“I did have a few years thinking about it first. One question you have got to ask yourself is ‘do you want a boat or do you want to build a boat?’ If it’s the former then just go and buy one.

“For me it’s just a great woodworking hobby. I am a building contractor and a bricklayer by trade and my father was a joiner.

“A lot of the work (building a boat) could be described as tedious; you have got to stay patient as some things take forever. In fact all of it took forever.”

Although his ocean cruiser is ready for action Mr Walker 
does not have any immediate plans to go on the sea – as he 
has yet to study navigation and so on.

At the moment he will be sticking to the canal network.

“In truth it’s a floating caravan and just somewhere to go for the weekend,” he says.

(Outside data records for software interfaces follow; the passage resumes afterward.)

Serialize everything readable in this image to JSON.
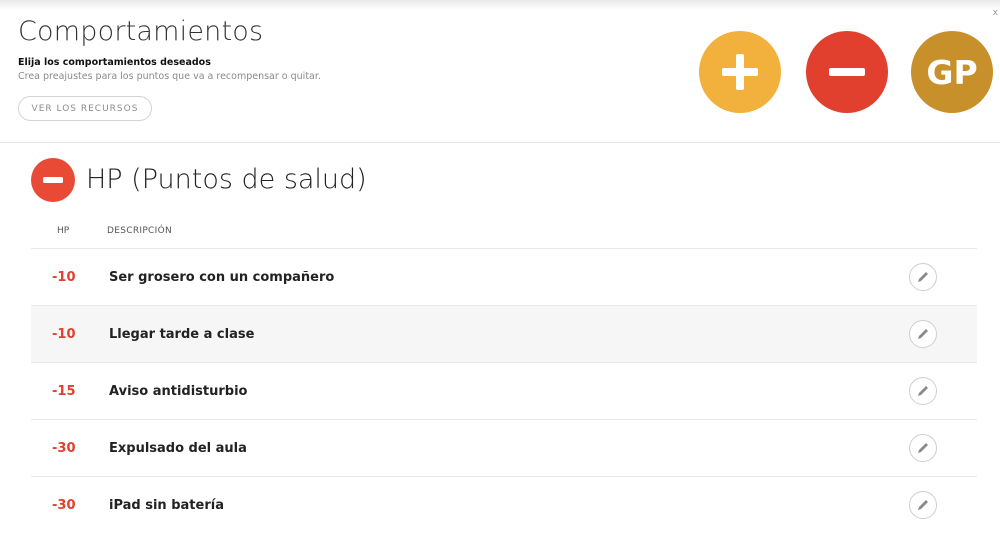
{
  "header": {
    "title": "Comportamientos",
    "subtitle": "Elija los comportamientos deseados",
    "description": "Crea preajustes para los puntos que va a recompensar o quitar.",
    "resources_button": "VER LOS RECURSOS",
    "gp_label": "GP",
    "corner_mark": "x"
  },
  "section": {
    "title": "HP (Puntos de salud)"
  },
  "table": {
    "col_hp": "HP",
    "col_desc": "DESCRIPCIÓN",
    "rows": [
      {
        "value": "-10",
        "label": "Ser grosero con un compañero"
      },
      {
        "value": "-10",
        "label": "Llegar tarde a clase"
      },
      {
        "value": "-15",
        "label": "Aviso antidisturbio"
      },
      {
        "value": "-30",
        "label": "Expulsado del aula"
      },
      {
        "value": "-30",
        "label": "iPad sin batería"
      }
    ]
  },
  "colors": {
    "plus": "#f2b03c",
    "minus": "#e0402d",
    "gp": "#c8902a",
    "negative_value": "#e0402d"
  },
  "icons": {
    "add": "plus-icon",
    "remove": "minus-icon",
    "edit": "pencil-icon"
  }
}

He’s proud of the boat’s interior, which boasts two double beds and one single, a shower, toilet, sink and a gas oven and three-burner hob.

While he did all of the leg-work himself, he could not have finally seen his boat successfully afloat without the help of friends from Rodley Boat Centre in Leeds.

He said: “They have been marvellous with their advice and they helped to crane the engine, which was a key moment.

“I was convinced I was going to see that day, because when I set my mind to something I always see it through.”

But even at the last moment, Mr Walker came up against 
some difficulties as he had to negotiate getting Norma out of its spot next to his home and down the M62 with the helping hand of Beverley Transport Services (BTS).

“I even had to check with the police to make sure the boat would go through the motorway bridges” he said.

Paul Douglas, from BTS, said: “I have seen them as good as this, but they are few and far between.

“Nine times out of 10 they are expensive botches.

“A lot of people think they can do it and just don’t realise the amount of skill and persistence that’s involved. The majority are a mess.

“It’s good to see a nice one like this. It really is a gem.”